Date of publication: 2017-07-09 00:35
The correction points to what makes Allen, Cosby and other powerful men so difficult to cover. The allegations were never backed by a criminal conviction. This is important. It should always be noted. But it is not an excuse for the press to silence victims, to never interrogate allegations. Indeed, it makes our role more important when the legal system so often fails the vulnerable as they face off against the powerful.
Vittorio H 796 sle, Woody Allen: An Essay on the Nature of the Comical , University of Notre Dame Press, 7557, 96pp., $ (pbk), ISBN 9785768586596.
That kind of silence isn t just wrong. It s dangerous. It sends a message to victims that it s not worth the anguish of coming forward. It sends a message about who we are as a society, what we ll overlook, who we ll ignore, who matters and who doesn t.
Allen's strained seriousness and inadvertent humor are … on display in his latest film, Manhattan …. As always, his writing and directing are aimed at marketing his own virtue, or rather that of his familiar persona, here christened Isaac Davis….
But more importantly, I ve approached the case as an attorney and a reporter, and found her allegations to be credible. The facts are persuasive and well documented. I won t list them again here, but most have been meticulously reported by journalist Maureen Orth in Vanity Fair . The only final legal disposition is a custody ruling that found Woody Allen s behavior grossly inappropriate and stressed that measures must be taken to protect [Dylan].
They re accusations. They re not in the headlines. There s no obligation to mention them. These were the objections from a producer at my network. It was September 7569 and I was preparing to interview a respected journalist about his new biography of Bill Cosby. The book omitted allegations of and sexual abuse against the entertainer, and I intended to focus on that omission. That producer was one of several industry veterans to warn me against it. At the time, there was little more than a stalled lawsuit and several women with stories, all publicly discredited by Cosby s PR team. There was no criminal conviction. It was old news. It wasn t news.
Much of his humor is intentionally "stupid," intentionally sophomoric like an irrepressible college humorist who somehow never graduated, he is always freshly enthralled by the world's absurdity, always eager to prove the power of far-out humor to take the measure of that absurdity. Occasionally his stupid jokes have a rather sneaky force if you're aware of the reality behind them….
When The New York Times ultimately ran my sister s story in 7569, it gave her 986 words online, embedded in an article with careful caveats. Nicholas Kristof, the Pulitzer Prize-winning reporter and advocate for victims of sexual abuse, put it on his blog.
I think that Allen is really skilled in bringing out how Emma's orientation is akin to a 75th Century one that Kugelmass himself illuminates. Kuglemass yearns to go back to Yonville to meet. View More Questions
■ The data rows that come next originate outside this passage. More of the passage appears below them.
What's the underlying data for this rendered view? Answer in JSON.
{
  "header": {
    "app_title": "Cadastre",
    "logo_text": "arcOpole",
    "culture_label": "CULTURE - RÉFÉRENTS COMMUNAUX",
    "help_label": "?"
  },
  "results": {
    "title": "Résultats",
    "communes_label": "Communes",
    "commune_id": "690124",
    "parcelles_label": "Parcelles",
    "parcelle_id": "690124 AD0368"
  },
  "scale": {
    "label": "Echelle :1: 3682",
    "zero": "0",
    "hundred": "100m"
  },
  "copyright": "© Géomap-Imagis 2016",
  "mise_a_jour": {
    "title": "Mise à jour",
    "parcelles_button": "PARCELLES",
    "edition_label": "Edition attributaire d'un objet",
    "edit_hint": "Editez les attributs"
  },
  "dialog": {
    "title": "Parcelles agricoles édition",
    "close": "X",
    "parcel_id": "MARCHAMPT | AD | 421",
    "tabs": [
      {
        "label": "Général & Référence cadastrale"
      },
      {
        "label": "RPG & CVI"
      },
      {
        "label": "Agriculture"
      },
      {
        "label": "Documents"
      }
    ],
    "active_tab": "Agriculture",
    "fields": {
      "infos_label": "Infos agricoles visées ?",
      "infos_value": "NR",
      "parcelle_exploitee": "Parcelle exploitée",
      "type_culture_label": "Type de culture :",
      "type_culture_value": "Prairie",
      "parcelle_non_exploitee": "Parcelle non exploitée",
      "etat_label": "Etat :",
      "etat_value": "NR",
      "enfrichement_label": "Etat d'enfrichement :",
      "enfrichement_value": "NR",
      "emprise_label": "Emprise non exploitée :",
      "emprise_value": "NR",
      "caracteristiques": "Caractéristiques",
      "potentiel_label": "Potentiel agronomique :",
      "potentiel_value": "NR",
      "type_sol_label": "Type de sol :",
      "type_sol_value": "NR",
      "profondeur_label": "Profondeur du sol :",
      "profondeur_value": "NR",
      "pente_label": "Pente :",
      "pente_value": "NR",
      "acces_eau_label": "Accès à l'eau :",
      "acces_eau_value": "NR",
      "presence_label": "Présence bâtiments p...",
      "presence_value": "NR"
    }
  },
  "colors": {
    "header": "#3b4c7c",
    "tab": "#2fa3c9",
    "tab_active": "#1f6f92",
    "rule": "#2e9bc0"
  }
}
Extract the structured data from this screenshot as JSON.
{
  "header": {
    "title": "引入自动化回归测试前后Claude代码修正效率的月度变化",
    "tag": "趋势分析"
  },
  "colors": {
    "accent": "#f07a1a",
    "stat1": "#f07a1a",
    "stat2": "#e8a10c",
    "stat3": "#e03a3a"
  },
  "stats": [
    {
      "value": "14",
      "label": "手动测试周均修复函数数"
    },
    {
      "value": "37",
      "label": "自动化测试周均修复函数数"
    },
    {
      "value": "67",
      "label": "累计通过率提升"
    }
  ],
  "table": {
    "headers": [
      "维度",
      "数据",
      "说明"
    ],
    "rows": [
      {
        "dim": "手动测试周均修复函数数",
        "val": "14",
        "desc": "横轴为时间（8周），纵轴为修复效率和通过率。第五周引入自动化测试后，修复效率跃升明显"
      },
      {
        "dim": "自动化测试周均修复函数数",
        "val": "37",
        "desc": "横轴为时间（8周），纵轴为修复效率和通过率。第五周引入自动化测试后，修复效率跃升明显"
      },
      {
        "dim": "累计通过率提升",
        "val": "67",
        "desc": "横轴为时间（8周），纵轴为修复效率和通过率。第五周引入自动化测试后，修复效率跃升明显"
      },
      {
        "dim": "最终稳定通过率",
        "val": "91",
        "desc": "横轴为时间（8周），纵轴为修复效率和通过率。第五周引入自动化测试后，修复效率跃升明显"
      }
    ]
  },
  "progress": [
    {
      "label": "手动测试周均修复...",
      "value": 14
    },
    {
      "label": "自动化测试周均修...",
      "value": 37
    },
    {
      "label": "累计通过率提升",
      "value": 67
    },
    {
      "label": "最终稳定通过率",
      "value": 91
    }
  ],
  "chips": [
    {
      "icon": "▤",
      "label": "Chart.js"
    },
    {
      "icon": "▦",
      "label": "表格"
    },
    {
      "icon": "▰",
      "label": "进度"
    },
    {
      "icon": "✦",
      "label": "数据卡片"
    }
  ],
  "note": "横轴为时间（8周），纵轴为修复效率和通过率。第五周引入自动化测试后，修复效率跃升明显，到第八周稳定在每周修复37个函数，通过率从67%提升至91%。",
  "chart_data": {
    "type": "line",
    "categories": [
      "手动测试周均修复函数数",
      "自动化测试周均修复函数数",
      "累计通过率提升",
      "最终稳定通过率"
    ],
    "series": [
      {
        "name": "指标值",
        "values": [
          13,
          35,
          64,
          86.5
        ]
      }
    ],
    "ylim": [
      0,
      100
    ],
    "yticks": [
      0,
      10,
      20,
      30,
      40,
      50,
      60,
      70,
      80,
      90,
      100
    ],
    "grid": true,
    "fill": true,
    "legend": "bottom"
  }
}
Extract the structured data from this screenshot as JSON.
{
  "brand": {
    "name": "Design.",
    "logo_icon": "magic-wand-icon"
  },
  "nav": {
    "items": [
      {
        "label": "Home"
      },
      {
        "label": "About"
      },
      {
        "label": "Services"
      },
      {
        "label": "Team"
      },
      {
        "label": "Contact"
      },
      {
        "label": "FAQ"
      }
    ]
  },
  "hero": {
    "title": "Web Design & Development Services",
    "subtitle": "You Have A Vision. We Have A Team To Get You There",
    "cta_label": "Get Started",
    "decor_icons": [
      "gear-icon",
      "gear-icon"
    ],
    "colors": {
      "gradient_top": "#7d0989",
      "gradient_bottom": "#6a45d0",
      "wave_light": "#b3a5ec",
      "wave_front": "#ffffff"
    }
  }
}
(eNotes editors may only answer one question per response. If you need more help, please resubmit another question.) "Incongruity" refers to things that aren't related to each other. There are many.
Tonight, the Cannes Film Festival kicks off with a new Woody Allen film. There will be press conferences and a red-carpet walk by my father and his wife (my sister). He ll have his stars at his side Kristen Stewart, Blake Lively, Steve Carell, Jesse Eisenberg. They can trust that the press won t ask them the tough questions. It s not the time, it s not the place, it s just not done.
Soon afterward, the Times gave her alleged attacker twice the space and prime position in the print edition, with no caveats or surrounding context. It was a stark reminder of how differently our press treats vulnerable accusers and powerful men who stand accused.
Woody Allen's somber Interiors is unlike any other of his films and accordingly does not poke fun at Jewishness. It may, nevertheless, concern modern Jewish dynamics evident in the lives of a very urbane, arty family that forms the nucleus of this film. Theirs is the kind of supposed Jewish struggle with sexuality, venality, creativity, and psychoneurosis that appears in specifically Jewish characters described by Roth, Potok, and Bellow. (p. 59)